Israel lacks proof that the two soldiers Hizbullah kidnapped on the Lebanese border last July are alive, the European Union's Ambassador Ramiro Cibrian-Uzal told The Jerusalem Post on Tuesday. Cibrian-Uzal said that the knowledge Israel possesses regarding the fate of Ehud Goldwasser and Eldad Regev, differs from the information, which exists regarding the soldier Gilad Shalit whom Hamas kidnapped on the Gaza border at the end of June. "My understanding is that Israel has received proof that Shalit is alive and in reasonably good condition.

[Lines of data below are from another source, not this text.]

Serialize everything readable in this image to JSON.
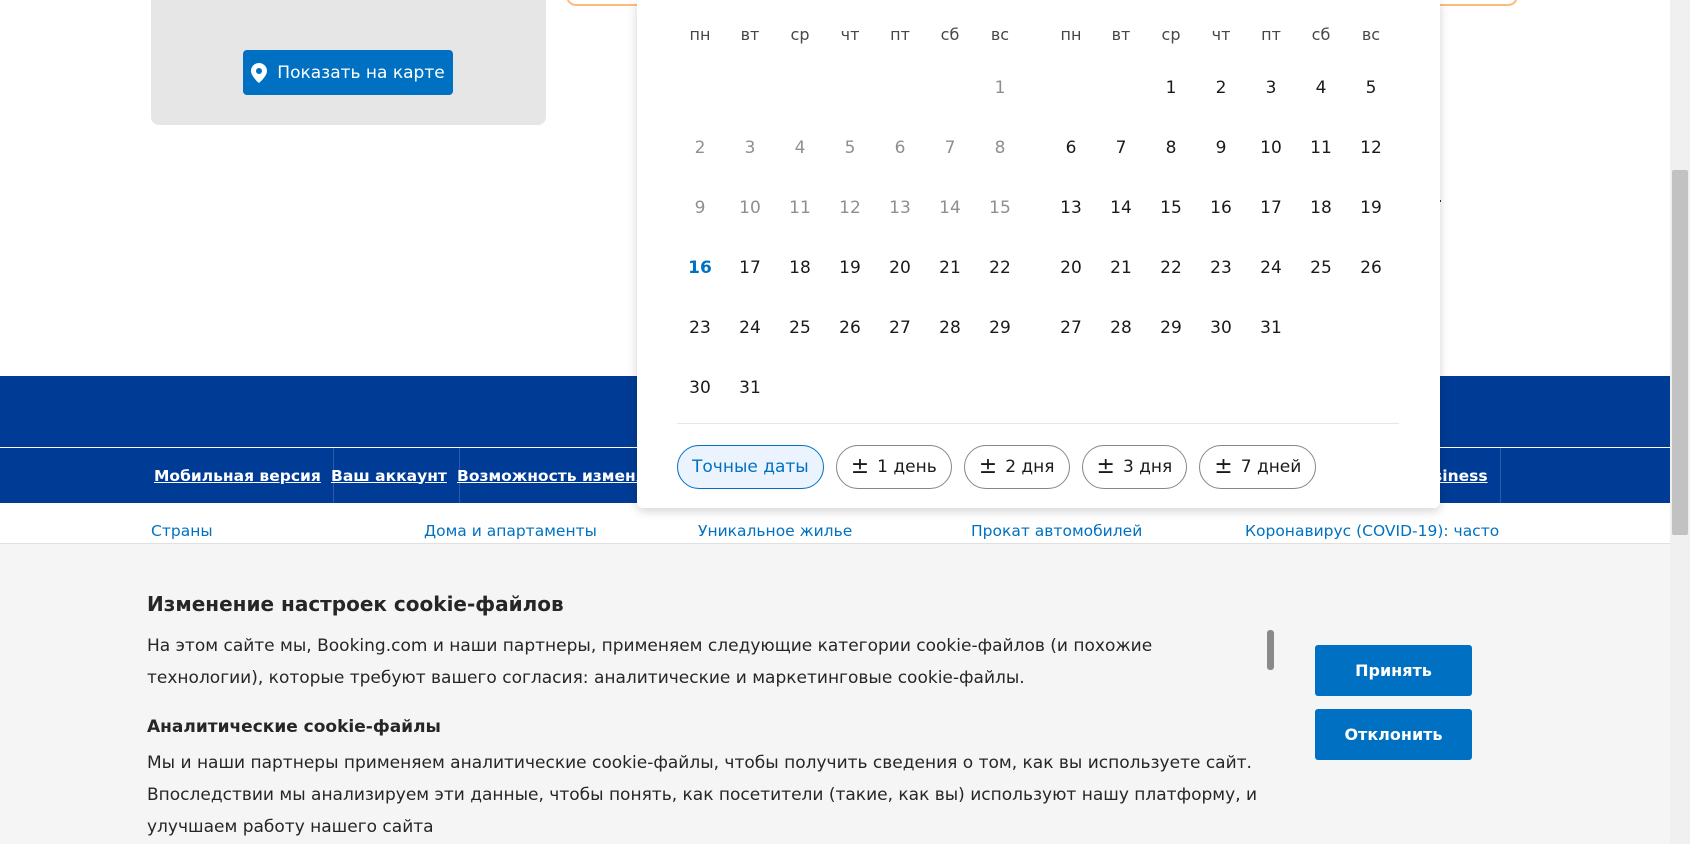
{
  "map": {
    "show_on_map_label": "Показать на карте"
  },
  "calendar": {
    "weekdays": [
      "пн",
      "вт",
      "ср",
      "чт",
      "пт",
      "сб",
      "вс"
    ],
    "month_a": {
      "offset": 6,
      "days": 31,
      "past_until": 15,
      "today": 16
    },
    "month_b": {
      "offset": 2,
      "days": 31,
      "past_until": 0,
      "today": 0
    },
    "flex_options": [
      {
        "label": "Точные даты",
        "active": true,
        "prefix": ""
      },
      {
        "label": "1 день",
        "active": false,
        "prefix": "±"
      },
      {
        "label": "2 дня",
        "active": false,
        "prefix": "±"
      },
      {
        "label": "3 дня",
        "active": false,
        "prefix": "±"
      },
      {
        "label": "7 дней",
        "active": false,
        "prefix": "±"
      }
    ]
  },
  "footer_nav": [
    "Мобильная версия",
    "Ваш аккаунт",
    "Возможность изменят",
    "usiness"
  ],
  "footer_links": [
    "Страны",
    "Дома и апартаменты",
    "Уникальное жилье",
    "Прокат автомобилей",
    "Коронавирус (COVID-19): часто"
  ],
  "cookie": {
    "title": "Изменение настроек cookie-файлов",
    "intro": "На этом сайте мы, Booking.com и наши партнеры, применяем следующие категории cookie-файлов (и похожие технологии), которые требуют вашего согласия: аналитические и маркетинговые cookie-файлы.",
    "analytics_title": "Аналитические cookie-файлы",
    "analytics_text": "Мы и наши партнеры применяем аналитические cookie-файлы, чтобы получить сведения о том, как вы используете сайт. Впоследствии мы анализируем эти данные, чтобы понять, как посетители (такие, как вы) используют нашу платформу, и улучшаем работу нашего сайта",
    "accept_label": "Принять",
    "reject_label": "Отклонить"
  },
  "colors": {
    "brand_blue": "#0071c2",
    "dark_blue": "#003b95",
    "today": "#0071c2",
    "past_day": "#8f8f8f"
  }
}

On the basis of this proof, that has been given to the Israelis, Israel is negotiating the release of Gilad Shalit," Cibrian-Uzal said. "No similar proof has been received with respect to the other two abducted soldiers in Lebanon and therefore there are no negotiations for their eventual release," Cibrian-Uzal said. He added that, "Israel would like to receive proof of their condition before engaging in any negotiations." According to Cibrian-Uzal, the prime minister had no "ideological reservations" about negotiating for their release. But he needs that proof that they are alive, "as a prior condition," he said. Cibrian-Uzal spoke a day after Prime Minister Ehud Olmert told students in Netanya that he stopped the war with Hizbullah because he didn't know if Goldwasser and Regev were alive. On Tuesday night, Olmert backtracked and told reporters in Tel Aviv that Israel that "we believe they are alive are making every effort to release them." He said that his comments on Monday had been misunderstood, and that he did not mean to imply that they were dead. "I told the students what I said at the time to their parents," Olmert said. Goldwasser's mother Miki told The Jerusalem Post that she believes her son "is alive." "That is why I stay so strong. I know that I need to deliver my strength to him," she said and added her hope that she could see him soon. But comments like the ones Olmert made while visiting her son's alma mater were upsetting, she said. "Our prime minister should think before he speaks," Goldwasser said, even though she acknowledged that "no one had received any signs of life" from the two young men. Not even the Red Cross could reach them, she said. "I want to ask everyone to help us," receive a sign that they are alive and secure their release, Goldwasser said. She added that humanitarian actions such as this are the first rule of a free country.